At first it seems strange, but it makes perfect sense. Basie rarely led a small group, but when he did (early ‘Fifties; record dates in the ‘Sevenites) a new facet was seen. The horns could stretch, and the Count would display his stride – if but for a moment. The same feeling is here: an octet with tight ensembles and
a loose feel. Swing veterans abound: Bob Haggart, charts by Neal Hefti and Buck Clayton, plus Billy Mitchell, from the ‘Sixties “atomic” band. That word is appropriate – this is a blast.
It starts as expected: the hi-hat, the ching-ching guitar, the easy stride from the leader. Tight horns blare soft, and now they shout: it’s only four, but they pack a punch. Randy Sandke starts low, and the tension builds: a high bleat, and someone says “Yeah!” Dan Barrett has a nice round tone, grinding low as the rasp builds. And now the screamer: Mitchell digs deep, high excitement and low gravel. He goes for the Lockjaw sound; he succeeds. A massed riff, hinting “One O’Clock Jump”; a thunderstorm from Joe Anscione. It’s a blues, but how could anyone be sad? Not the crowd, that’s for sure.
Next is “Moten Swing”, and an unexpected joy. Basie did it with an octet in 1976: a simple jam with laid-back feel. Clayton’s arrangement: high reeds whisper behind the soloists. Barrett is good; the alto is superb. You think of old dance records: high swing, and tiny solos that get the job done. A pleasant surprise: thank Buck and the band.
“Who, me?” says Mitchell when his name is called. The spotlight is his, and he’s “Blue and Sentimental.” He was Lockjaw before; this time he’s Lester, with wide tone and light grain. The brass swells, and he steps it up a little. The “Moten Swing” riff comes in, and Billy swaggers, his warmth intact. “April in Paris: sparkles, with startling force. And, of course, we get it “one more time!” And “L’il Darlin’” is a hand on your shoulder; the horns are one big flute and the guitar gets a bit of space. The muted Sandke flutters over the growing reeds, and makes it seem effortless. The final note is a goodnight kiss, and the crowd is charmed.

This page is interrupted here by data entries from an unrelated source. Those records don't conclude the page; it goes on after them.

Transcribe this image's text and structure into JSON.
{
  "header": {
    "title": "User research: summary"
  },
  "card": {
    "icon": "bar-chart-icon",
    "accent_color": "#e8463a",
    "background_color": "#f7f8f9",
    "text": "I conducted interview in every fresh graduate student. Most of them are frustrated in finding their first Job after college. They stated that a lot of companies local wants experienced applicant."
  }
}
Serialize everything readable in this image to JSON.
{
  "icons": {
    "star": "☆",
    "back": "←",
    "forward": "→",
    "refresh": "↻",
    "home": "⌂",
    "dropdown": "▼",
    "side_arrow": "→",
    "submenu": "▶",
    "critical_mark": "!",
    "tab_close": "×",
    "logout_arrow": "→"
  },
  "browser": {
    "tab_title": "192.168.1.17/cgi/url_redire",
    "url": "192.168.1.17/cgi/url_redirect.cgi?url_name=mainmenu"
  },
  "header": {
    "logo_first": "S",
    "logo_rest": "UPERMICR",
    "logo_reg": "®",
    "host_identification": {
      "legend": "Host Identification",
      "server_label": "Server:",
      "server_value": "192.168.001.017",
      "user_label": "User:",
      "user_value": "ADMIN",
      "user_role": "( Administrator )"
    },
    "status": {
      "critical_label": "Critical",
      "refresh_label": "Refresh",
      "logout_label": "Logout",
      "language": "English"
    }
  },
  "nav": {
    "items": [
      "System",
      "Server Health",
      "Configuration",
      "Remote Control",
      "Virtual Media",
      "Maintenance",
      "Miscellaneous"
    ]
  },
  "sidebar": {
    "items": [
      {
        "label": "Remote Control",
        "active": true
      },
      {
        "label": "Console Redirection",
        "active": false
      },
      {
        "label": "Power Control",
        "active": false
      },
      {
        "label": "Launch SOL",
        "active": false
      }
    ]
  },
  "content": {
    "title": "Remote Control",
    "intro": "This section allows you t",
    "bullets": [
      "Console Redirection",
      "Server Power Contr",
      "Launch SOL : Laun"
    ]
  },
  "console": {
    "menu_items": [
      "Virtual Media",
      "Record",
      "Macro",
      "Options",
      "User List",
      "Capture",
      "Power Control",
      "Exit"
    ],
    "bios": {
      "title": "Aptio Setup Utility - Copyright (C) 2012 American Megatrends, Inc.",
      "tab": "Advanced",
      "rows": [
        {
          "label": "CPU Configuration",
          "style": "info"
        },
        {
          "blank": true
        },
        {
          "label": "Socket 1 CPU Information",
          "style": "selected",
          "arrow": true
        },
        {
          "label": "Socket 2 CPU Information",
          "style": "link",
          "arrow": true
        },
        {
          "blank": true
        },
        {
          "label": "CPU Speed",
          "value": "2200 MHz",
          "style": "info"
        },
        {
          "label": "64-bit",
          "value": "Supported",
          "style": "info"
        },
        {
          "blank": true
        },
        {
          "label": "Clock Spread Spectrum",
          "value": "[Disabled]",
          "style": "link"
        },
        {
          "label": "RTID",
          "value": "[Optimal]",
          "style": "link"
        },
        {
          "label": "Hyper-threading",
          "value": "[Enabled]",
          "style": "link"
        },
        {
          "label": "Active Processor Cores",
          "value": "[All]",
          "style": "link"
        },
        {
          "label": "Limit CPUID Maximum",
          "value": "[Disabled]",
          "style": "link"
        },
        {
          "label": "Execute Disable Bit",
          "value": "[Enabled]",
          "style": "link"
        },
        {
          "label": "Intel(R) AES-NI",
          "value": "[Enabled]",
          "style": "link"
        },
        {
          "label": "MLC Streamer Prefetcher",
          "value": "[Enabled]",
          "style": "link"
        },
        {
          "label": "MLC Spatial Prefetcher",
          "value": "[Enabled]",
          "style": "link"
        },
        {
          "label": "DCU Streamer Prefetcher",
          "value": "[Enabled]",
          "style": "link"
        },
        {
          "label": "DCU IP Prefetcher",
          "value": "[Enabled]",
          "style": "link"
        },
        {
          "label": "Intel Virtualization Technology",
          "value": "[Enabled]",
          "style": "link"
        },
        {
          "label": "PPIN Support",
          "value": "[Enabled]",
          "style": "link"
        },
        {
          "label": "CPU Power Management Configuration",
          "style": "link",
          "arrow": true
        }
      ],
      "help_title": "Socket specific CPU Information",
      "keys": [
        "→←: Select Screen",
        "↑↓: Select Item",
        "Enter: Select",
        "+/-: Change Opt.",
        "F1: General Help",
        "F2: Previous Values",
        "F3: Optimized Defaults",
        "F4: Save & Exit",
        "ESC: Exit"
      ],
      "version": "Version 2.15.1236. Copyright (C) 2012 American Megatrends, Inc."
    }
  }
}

I’ve never heard a bad version of “Big Noise from Winnetka”, and I still haven’t. It starts like always, then Ascione gets creative. He starts on the toms, goes dainty on the cymbals, clicks sticks, and gets the crowd laughing when he hits metal (the cymbal stand?) Haggart says something in German (more laughs) and hits a full strum, something I’ve rarely heard on bass. The whistle returns, and then the applause.
“Broadway” gives us heady riffs and All-American rhythm. Mitchell is throaty on his solo. Barrett is buttery smooth, musing quietly over the tasty comping. Brian Ogilvie has another strong effort, and James Chirillo floats like Burrell (he doesn’t play like Freddie Green, but he solos as often!) Simply put, a jaunt.
Now it’s Ogilvie’s turn to be Lester; Pres played clarinet on “Baby Won’t You Please Come Home”, so Brian does the same. Cool and creamy, it’s almost as good as his alto. Sandke again has the mute, and he bewitches us with old-school magic. Barrett has fun with the plunger (tricky Dan?) and Mitchell goes nice and mellow – two Lesters, no waiting. And we close by saluting “The King”. Pianist Mark Shane at last gets a long solo, and strides a mile. Mitchell growls a little Jaws; Ogilvie comes back with “Lester Leaps In”. Billy shouts; Brian honks. Faster and faster – better and better. The King bows – and the subjects rejoice. A little jam, a little blues – a lot of fun.